Many of the people on Mafia depend on fishing to make their living. Though the whale sharks aren’t caught to eat, de Villiers says they are targeted.
Whale sharks are filter feeders and eat zooplankton, the same food as small fish, so they are often found in the same place. Larger fish go after those fish. Locals will often follow the whale sharks and place nets around them to get to the other fish. According to de Villiers, the sharks are then forced out of the nets, usually beaten with blunt objects but sometimes slashed and cut with knives.
Mafia Island isn’t the only place where the sharks are under threat. According to the Shark Research Institute, poaching occurs in Mozambique, where large numbers gather off the coast. In addition, whale sharks, like other sharks, fall victim to floating gill nets and longline fishing. Often the valuable fins are removed, while the rest of the shark is thrown back in the water to die.
In 2002 whale sharks were placed on Appendix II of the Convention on International Trade in Endangered Species (CITES), a United Nations Treaty Organization. The listing requires that member nations of CITES monitor international trade in whale shark products and ensure that trade does not threaten survival of the species. They’re also listed on Appendix II of the Convention on Migratory Species, also known as the Bonn Convention. Whale sharks are protected in some areas, including Honduras, India, Mexico, the Maldives, South Africa the Philippines, and along the eastern coast of the United States.

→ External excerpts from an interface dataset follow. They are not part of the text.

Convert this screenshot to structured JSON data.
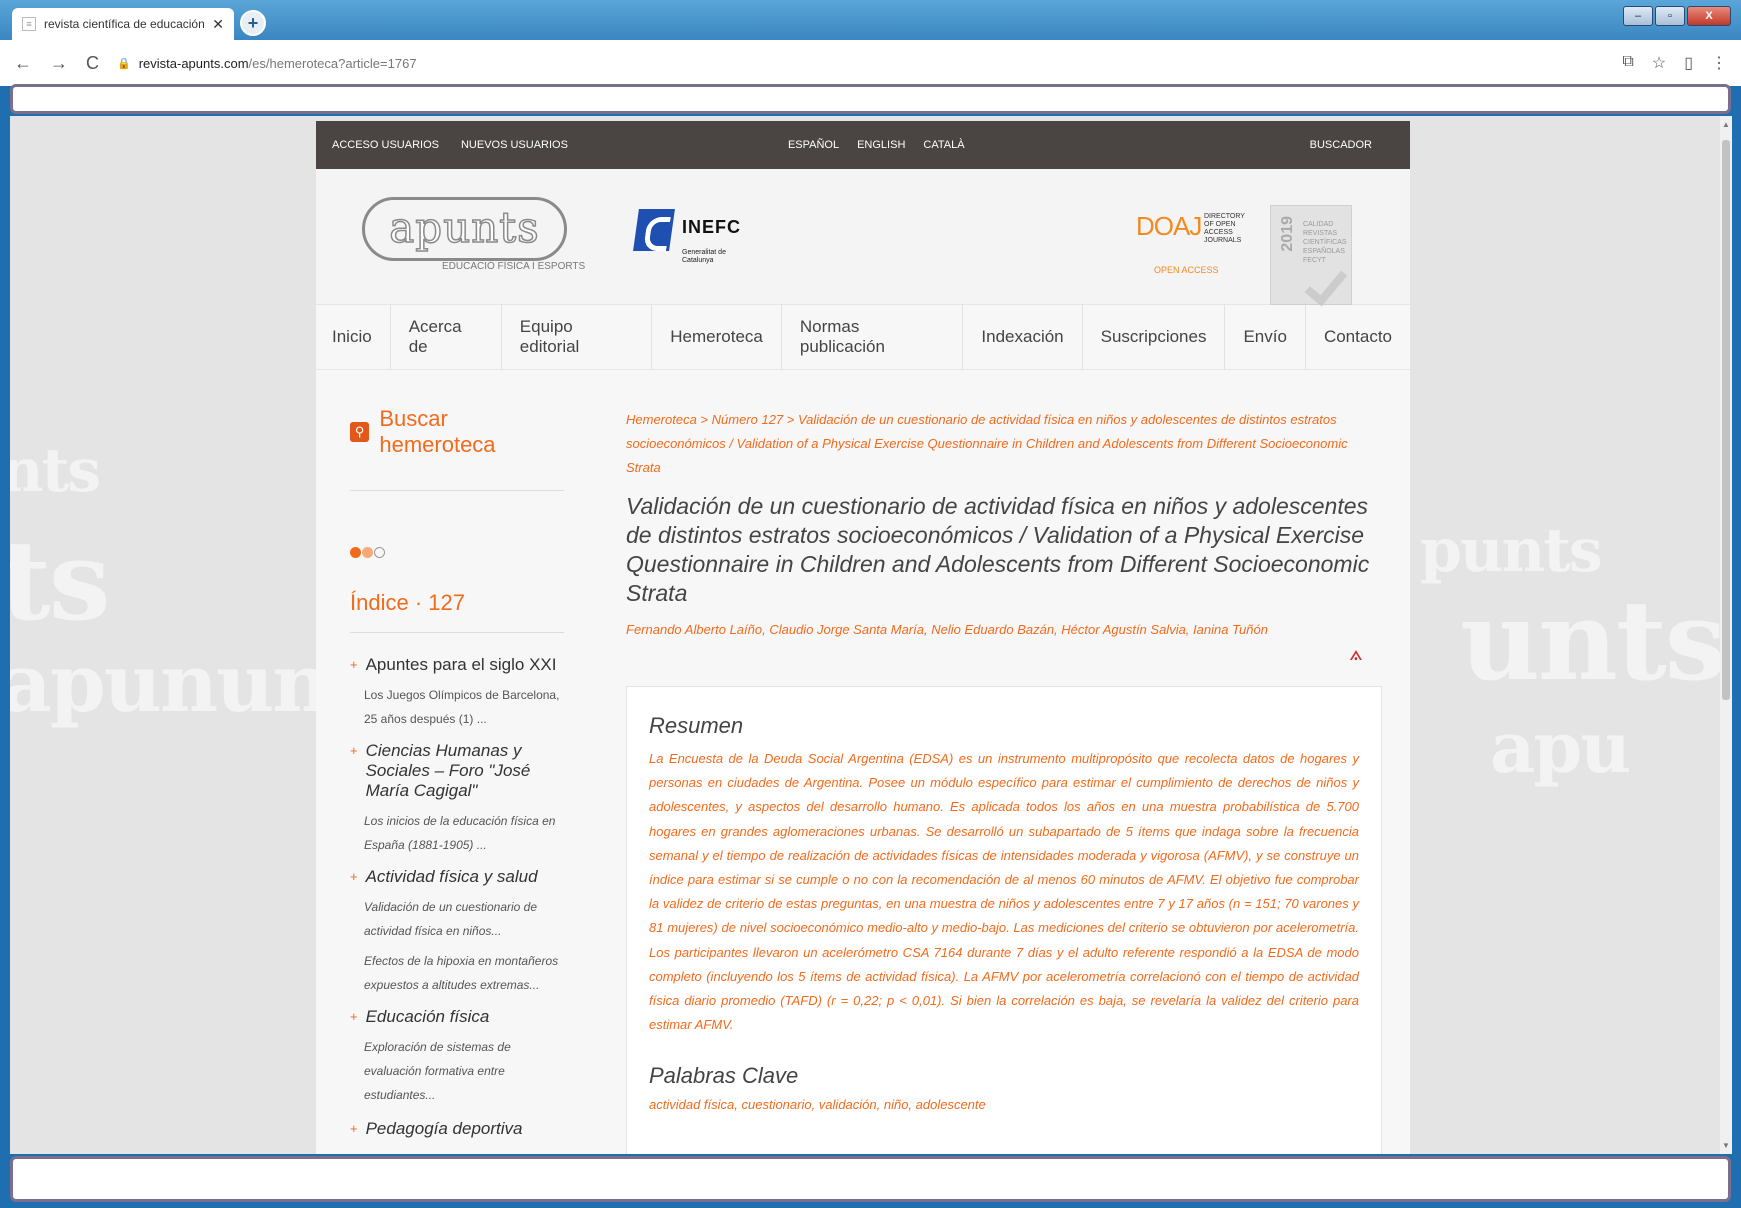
{
  "browser": {
    "tab_title": "revista científica de educación fís",
    "tab_favicon": "page-icon",
    "tab_close": "✕",
    "new_tab": "+",
    "url_host": "revista-apunts.com",
    "url_path": "/es/hemeroteca?article=1767",
    "nav_back": "←",
    "nav_forward": "→",
    "nav_reload": "C",
    "window_minimize": "–",
    "window_restore": "▫",
    "window_close": "X"
  },
  "topbar": {
    "access": "ACCESO USUARIOS",
    "new_users": "NUEVOS USUARIOS",
    "lang_es": "ESPAÑOL",
    "lang_en": "ENGLISH",
    "lang_ca": "CATALÀ",
    "search": "BUSCADOR"
  },
  "header": {
    "logo": "apunts",
    "logo_sub": "EDUCACIÓ FÍSICA I ESPORTS",
    "inefc": "INEFC",
    "generalitat": "Generalitat de Catalunya",
    "doaj": "DOAJ",
    "doaj_sub": "DIRECTORY OF OPEN ACCESS JOURNALS",
    "open_access": "OPEN ACCESS",
    "fecyt_year": "2019",
    "fecyt_text": "CALIDAD REVISTAS CIENTÍFICAS ESPAÑOLAS",
    "fecyt_org": "FECYT"
  },
  "nav": [
    "Inicio",
    "Acerca de",
    "Equipo editorial",
    "Hemeroteca",
    "Normas publicación",
    "Indexación",
    "Suscripciones",
    "Envío",
    "Contacto"
  ],
  "sidebar": {
    "search_title": "Buscar hemeroteca",
    "index_title": "Índice · 127",
    "sections": [
      {
        "title": "Apuntes para el siglo XXI",
        "items": [
          "Los Juegos Olímpicos de Barcelona, 25 años después (1) ..."
        ]
      },
      {
        "title": "Ciencias Humanas y Sociales – Foro \"José María Cagigal\"",
        "items": [
          "Los inicios de la educación física en España (1881-1905) ..."
        ]
      },
      {
        "title": "Actividad física y salud",
        "items": [
          "Validación de un cuestionario de actividad física en niños...",
          "Efectos de la hipoxia en montañeros expuestos a altitudes extremas..."
        ]
      },
      {
        "title": "Educación física",
        "items": [
          "Exploración de sistemas de evaluación formativa entre estudiantes..."
        ]
      },
      {
        "title": "Pedagogía deportiva",
        "items": []
      }
    ]
  },
  "article": {
    "breadcrumb": "Hemeroteca > Número 127 > Validación de un cuestionario de actividad física en niños y adolescentes de distintos estratos socioeconómicos / Validation of a Physical Exercise Questionnaire in Children and Adolescents from Different Socioeconomic Strata",
    "title": "Validación de un cuestionario de actividad física en niños y adolescentes de distintos estratos socioeconómicos / Validation of a Physical Exercise Questionnaire in Children and Adolescents from Different Socioeconomic Strata",
    "authors": "Fernando Alberto Laíño, Claudio Jorge Santa María, Nelio Eduardo Bazán, Héctor Agustín Salvia, Ianina Tuñón",
    "abstract_heading": "Resumen",
    "abstract": "La Encuesta de la Deuda Social Argentina (EDSA) es un instrumento multipropósito que recolecta datos de hogares y personas en ciudades de Argentina. Posee un módulo específico para estimar el cumplimiento de derechos de niños y adolescentes, y aspectos del desarrollo humano. Es aplicada todos los años en una muestra probabilística de 5.700 hogares en grandes aglomeraciones urbanas. Se desarrolló un subapartado de 5 ítems que indaga sobre la frecuencia semanal y el tiempo de realización de actividades físicas de intensidades moderada y vigorosa (AFMV), y se construye un índice para estimar si se cumple o no con la recomendación de al menos 60 minutos de AFMV. El objetivo fue comprobar la validez de criterio de estas preguntas, en una muestra de niños y adolescentes entre 7 y 17 años (n = 151; 70 varones y 81 mujeres) de nivel socioeconómico medio-alto y medio-bajo. Las mediciones del criterio se obtuvieron por acelerometría. Los participantes llevaron un acelerómetro CSA 7164 durante 7 días y el adulto referente respondió a la EDSA de modo completo (incluyendo los 5 ítems de actividad física). La AFMV por acelerometría correlacionó con el tiempo de actividad física diario promedio (TAFD) (r = 0,22; p < 0,01). Si bien la correlación es baja, se revelaría la validez del criterio para estimar AFMV.",
    "keywords_heading": "Palabras Clave",
    "keywords": "actividad física, cuestionario, validación, niño, adolescente"
  },
  "colors": {
    "accent": "#f26a1b",
    "topstrip": "#4a4443",
    "window": "#1f6fb0"
  }
}
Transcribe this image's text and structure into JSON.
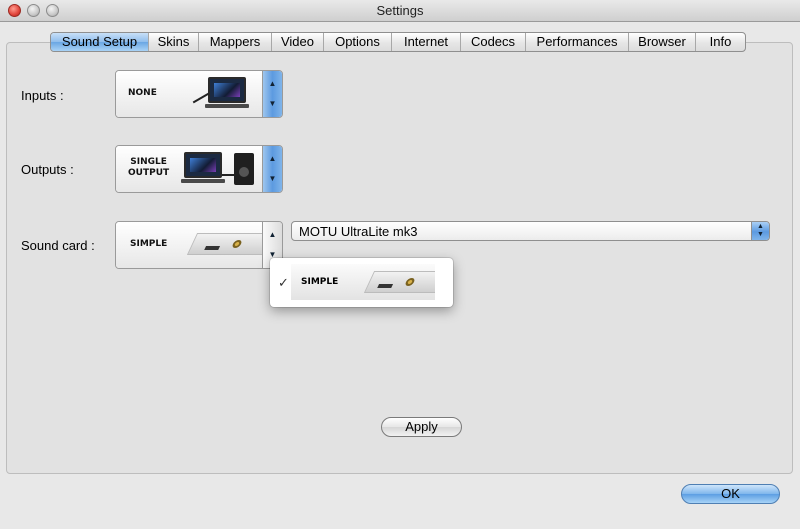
{
  "window": {
    "title": "Settings"
  },
  "tabs": [
    {
      "label": "Sound Setup",
      "active": true
    },
    {
      "label": "Skins"
    },
    {
      "label": "Mappers"
    },
    {
      "label": "Video"
    },
    {
      "label": "Options"
    },
    {
      "label": "Internet"
    },
    {
      "label": "Codecs"
    },
    {
      "label": "Performances"
    },
    {
      "label": "Browser"
    },
    {
      "label": "Info"
    }
  ],
  "inputs": {
    "label": "Inputs :",
    "value": "NONE"
  },
  "outputs": {
    "label": "Outputs :",
    "value_line1": "SINGLE",
    "value_line2": "OUTPUT"
  },
  "soundcard": {
    "label": "Sound card :",
    "value": "SIMPLE",
    "device": "MOTU UltraLite mk3",
    "menu": {
      "items": [
        {
          "label": "SIMPLE",
          "checked": true,
          "check_glyph": "✓"
        }
      ]
    }
  },
  "buttons": {
    "apply": "Apply",
    "ok": "OK"
  },
  "icons": {
    "stepper_up": "▲",
    "stepper_down": "▼",
    "popup": "chevron-updown-icon"
  },
  "colors": {
    "accent": "#6aa6e3",
    "window_bg": "#e8e8e8"
  }
}
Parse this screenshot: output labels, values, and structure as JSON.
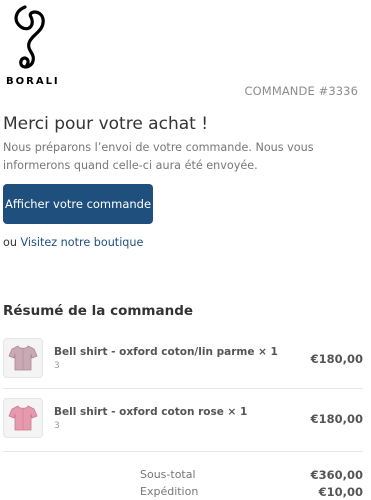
{
  "brand": {
    "name": "BORALI"
  },
  "order": {
    "number_label": "COMMANDE #3336"
  },
  "thanks": {
    "title": "Merci pour votre achat !",
    "message": "Nous préparons l’envoi de votre commande. Nous vous informerons quand celle-ci aura été envoyée."
  },
  "actions": {
    "view_order_label": "Afficher votre commande",
    "or_text": "ou",
    "shop_link_label": "Visitez notre boutique"
  },
  "summary": {
    "title": "Résumé de la commande",
    "items": [
      {
        "name": "Bell shirt - oxford coton/lin parme × 1",
        "qty": "3",
        "price": "€180,00",
        "color": "#c9aab4"
      },
      {
        "name": "Bell shirt - oxford coton rose × 1",
        "qty": "3",
        "price": "€180,00",
        "color": "#e79aae"
      }
    ],
    "subtotal_label": "Sous-total",
    "subtotal_value": "€360,00",
    "shipping_label": "Expédition",
    "shipping_value": "€10,00"
  },
  "colors": {
    "accent": "#1f4f7c",
    "muted": "#777777"
  }
}
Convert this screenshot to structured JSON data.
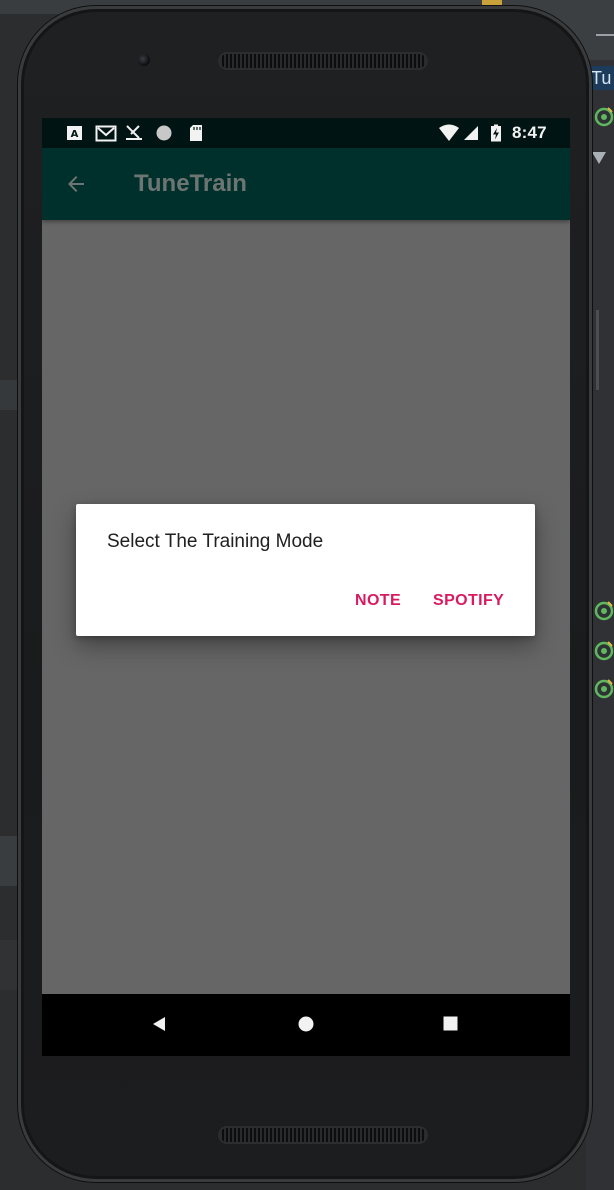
{
  "status_bar": {
    "time": "8:47",
    "icons": [
      "a-notification-icon",
      "gmail-icon",
      "scissors-icon",
      "circle-notification-icon",
      "sd-card-icon",
      "wifi-icon",
      "signal-icon",
      "battery-charging-icon"
    ]
  },
  "app_bar": {
    "title": "TuneTrain",
    "back_icon": "arrow-back-icon"
  },
  "dialog": {
    "title": "Select The Training Mode",
    "buttons": [
      {
        "label": "NOTE"
      },
      {
        "label": "SPOTIFY"
      }
    ],
    "accent_color": "#d81b60"
  },
  "nav_bar": {
    "icons": [
      "nav-back-icon",
      "nav-home-icon",
      "nav-recent-icon"
    ]
  },
  "ide": {
    "tab_text": "Tu"
  },
  "colors": {
    "status_bar": "#001413",
    "app_bar": "#00302b",
    "scrim": "#666666",
    "nav_bar": "#000000"
  }
}
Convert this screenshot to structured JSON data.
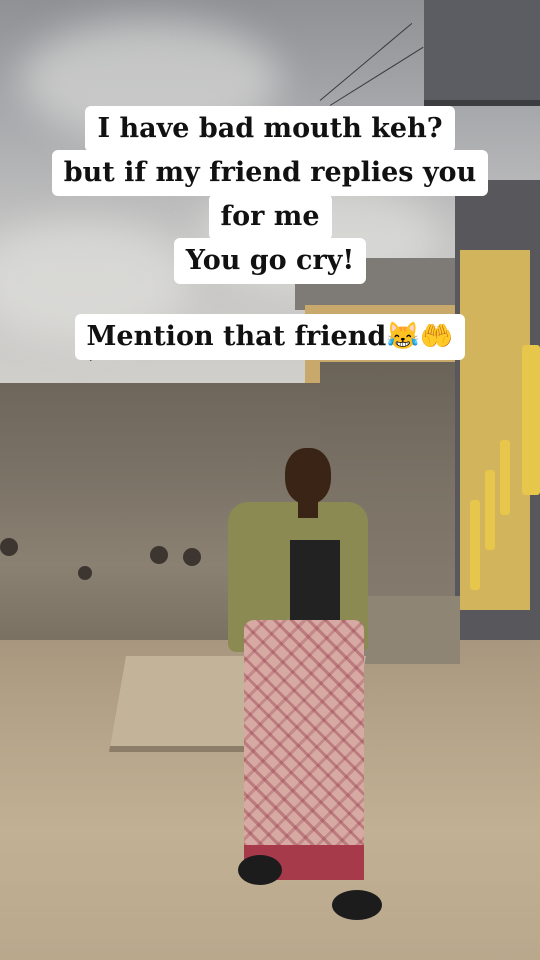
{
  "caption": {
    "lines": [
      "I have bad mouth keh?",
      "but if my friend replies you",
      "for me",
      "You go cry!",
      "Mention that friend😹🤲"
    ]
  }
}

Though he was key in getting WHASCOS off the ground, de Villiers, a biologist and dive master who owns one of the five resorts on Mafia, was pushed to establish the Society by others. “One of the local fishers, Libe Mokoki, has been trying to raise awareness about the whale sharks for some time and had badgered everyone on and off about the sharks and the need to do something to protect them,” de Villiers says.
WHASCOS has continued this work, educating fishing villages about the giant sea creature and how it can benefit them. The Society is also working with an American shark research biologist to train monitors and tag the sharks, as well as collaborating with a number of other organizations, including the World Wildlife Fund (WWF), the local District Commissioner, and the Mafia Island Marine Park.
Sylvester Kazimoto, the Society’s chairperson, is concerned about whale shark tours and the lack of direction around conduct during the tours. With the number of excursions still low, de Villiers believes there isn’t much of a problem yet. Collisions between boats and sharks are rare, and since both move at slow speeds, they tend to be minor. Still, he’d like to figure out how to avoid them completely.
Regarding tourist conduct, de Villiers says, many people jump in the water and chase after the sharks, which then swim away—the last thing tourists and tour operators want. “Once the swimmers tire they often find that the animals come to them and stay around, and they have a much more rewarding experience.”
As WHASCOS continues to train tour operators, they in turn will show tourists how to approach whale sharks and everyone will benefit, including the fish.